In the end, as I had hastily calculated in a fit of rage siting in the penalty box, the 5 minute penalty was the difference between my position in 14th and a top 10 finish. And, in hindsight, this is really all I could have hoped for given the circumstances of the previous week. All of the experience I gained from the events during training and the race can’t be bought. I will be exponentially better for all of them, for which I am now grateful.

So, again. Why is it sometimes so difficult to find positivity and gratitude after life experiences reserved only for the most privileged of us? Sports and activities that are all encompassing and consuming (eg. triathlon), create a vacuum in which emotions are manifested only in the context of our reality we have created for ourselves during the training and preparation.

In the period of time immediately following an experience which we have prepared for in a completely saturating and sacrificial manner, we can fall victim to the agony of comparing the output directly with the input. It takes time to be able to see the bigger picture. That amount of time will sometimes relate to the circumstances of the input. The notion that we should take the positives out of everything is true, but we also should understand and appreciate that the view from this vantage point isn’t always immediately accessible from the monomania of unexpected results and disappointment.

All the experiences I have shared and discussed are precisely why I love triathlon and endurance sports. The physical and mental resilience required teaches me lessons about myself that can’t be learnt or attained by any other means. The physical pain is my mental training ground, my escape. My failures and disappointments are what keeps me thirsty for more. The elation of reaching a goal after months of preparation is my ultimate thrill.

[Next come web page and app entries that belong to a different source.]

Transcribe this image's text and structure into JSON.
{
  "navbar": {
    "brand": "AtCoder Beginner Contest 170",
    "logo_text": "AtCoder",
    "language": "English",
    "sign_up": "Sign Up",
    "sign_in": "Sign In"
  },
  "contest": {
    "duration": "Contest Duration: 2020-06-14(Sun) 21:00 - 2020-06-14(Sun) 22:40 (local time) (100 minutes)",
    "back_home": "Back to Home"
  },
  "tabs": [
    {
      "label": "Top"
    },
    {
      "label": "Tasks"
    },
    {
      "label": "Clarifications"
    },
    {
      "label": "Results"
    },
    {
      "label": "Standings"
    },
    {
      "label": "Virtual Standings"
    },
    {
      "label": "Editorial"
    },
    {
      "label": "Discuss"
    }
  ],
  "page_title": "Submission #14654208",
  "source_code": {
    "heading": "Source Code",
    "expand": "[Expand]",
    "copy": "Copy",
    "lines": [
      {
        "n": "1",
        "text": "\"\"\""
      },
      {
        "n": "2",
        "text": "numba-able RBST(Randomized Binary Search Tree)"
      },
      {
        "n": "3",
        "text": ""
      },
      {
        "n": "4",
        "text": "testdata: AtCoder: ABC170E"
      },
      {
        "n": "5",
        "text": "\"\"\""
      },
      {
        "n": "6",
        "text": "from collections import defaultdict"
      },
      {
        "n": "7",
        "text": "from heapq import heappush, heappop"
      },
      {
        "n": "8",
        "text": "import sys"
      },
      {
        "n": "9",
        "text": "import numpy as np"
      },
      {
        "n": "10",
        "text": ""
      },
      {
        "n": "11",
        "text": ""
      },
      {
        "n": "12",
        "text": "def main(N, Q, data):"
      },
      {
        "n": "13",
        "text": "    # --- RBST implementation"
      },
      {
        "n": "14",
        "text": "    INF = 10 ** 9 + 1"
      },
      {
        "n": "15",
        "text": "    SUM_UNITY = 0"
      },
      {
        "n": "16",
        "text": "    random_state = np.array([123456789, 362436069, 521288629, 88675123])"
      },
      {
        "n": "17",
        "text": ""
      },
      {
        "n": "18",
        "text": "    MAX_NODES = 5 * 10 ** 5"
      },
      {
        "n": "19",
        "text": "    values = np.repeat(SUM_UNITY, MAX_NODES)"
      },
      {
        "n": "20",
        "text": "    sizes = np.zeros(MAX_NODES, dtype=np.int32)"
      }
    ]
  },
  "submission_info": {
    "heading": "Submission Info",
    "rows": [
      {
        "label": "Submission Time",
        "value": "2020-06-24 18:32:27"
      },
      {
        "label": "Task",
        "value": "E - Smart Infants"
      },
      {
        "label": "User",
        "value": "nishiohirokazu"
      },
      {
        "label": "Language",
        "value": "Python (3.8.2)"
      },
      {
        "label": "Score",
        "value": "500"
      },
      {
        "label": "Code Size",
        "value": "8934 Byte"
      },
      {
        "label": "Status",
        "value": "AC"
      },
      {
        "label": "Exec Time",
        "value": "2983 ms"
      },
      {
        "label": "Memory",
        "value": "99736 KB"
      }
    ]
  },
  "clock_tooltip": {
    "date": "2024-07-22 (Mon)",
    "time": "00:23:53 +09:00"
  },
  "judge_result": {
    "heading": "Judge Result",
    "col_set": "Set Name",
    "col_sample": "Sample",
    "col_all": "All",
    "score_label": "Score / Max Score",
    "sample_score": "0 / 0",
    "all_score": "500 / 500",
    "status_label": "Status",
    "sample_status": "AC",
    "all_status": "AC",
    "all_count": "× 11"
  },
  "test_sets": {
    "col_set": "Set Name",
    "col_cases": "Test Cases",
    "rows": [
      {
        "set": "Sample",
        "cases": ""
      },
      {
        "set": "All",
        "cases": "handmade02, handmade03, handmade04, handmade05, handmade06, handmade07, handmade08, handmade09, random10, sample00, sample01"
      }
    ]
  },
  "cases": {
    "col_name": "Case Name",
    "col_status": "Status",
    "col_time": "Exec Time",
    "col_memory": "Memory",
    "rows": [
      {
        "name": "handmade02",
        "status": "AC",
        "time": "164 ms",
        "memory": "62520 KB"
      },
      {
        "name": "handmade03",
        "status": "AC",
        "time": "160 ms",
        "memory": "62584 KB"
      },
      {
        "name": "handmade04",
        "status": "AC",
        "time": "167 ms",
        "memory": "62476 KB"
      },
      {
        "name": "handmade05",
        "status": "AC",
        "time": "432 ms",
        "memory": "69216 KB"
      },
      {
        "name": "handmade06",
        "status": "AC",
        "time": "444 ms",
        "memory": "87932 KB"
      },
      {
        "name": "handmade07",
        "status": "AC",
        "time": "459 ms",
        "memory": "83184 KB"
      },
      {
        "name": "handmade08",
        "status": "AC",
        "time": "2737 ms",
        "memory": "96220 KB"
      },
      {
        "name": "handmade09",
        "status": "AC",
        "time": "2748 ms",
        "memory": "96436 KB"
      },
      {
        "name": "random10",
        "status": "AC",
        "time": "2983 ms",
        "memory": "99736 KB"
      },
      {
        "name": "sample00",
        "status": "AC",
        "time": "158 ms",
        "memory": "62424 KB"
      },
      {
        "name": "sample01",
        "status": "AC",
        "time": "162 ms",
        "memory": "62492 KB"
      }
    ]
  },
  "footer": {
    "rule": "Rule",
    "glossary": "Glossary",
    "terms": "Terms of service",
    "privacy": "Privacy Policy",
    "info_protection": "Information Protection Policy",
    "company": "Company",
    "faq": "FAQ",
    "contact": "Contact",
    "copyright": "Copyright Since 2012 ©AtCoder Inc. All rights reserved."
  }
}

And after all, if there are no thrills, then what is there?

Zac Boothroyd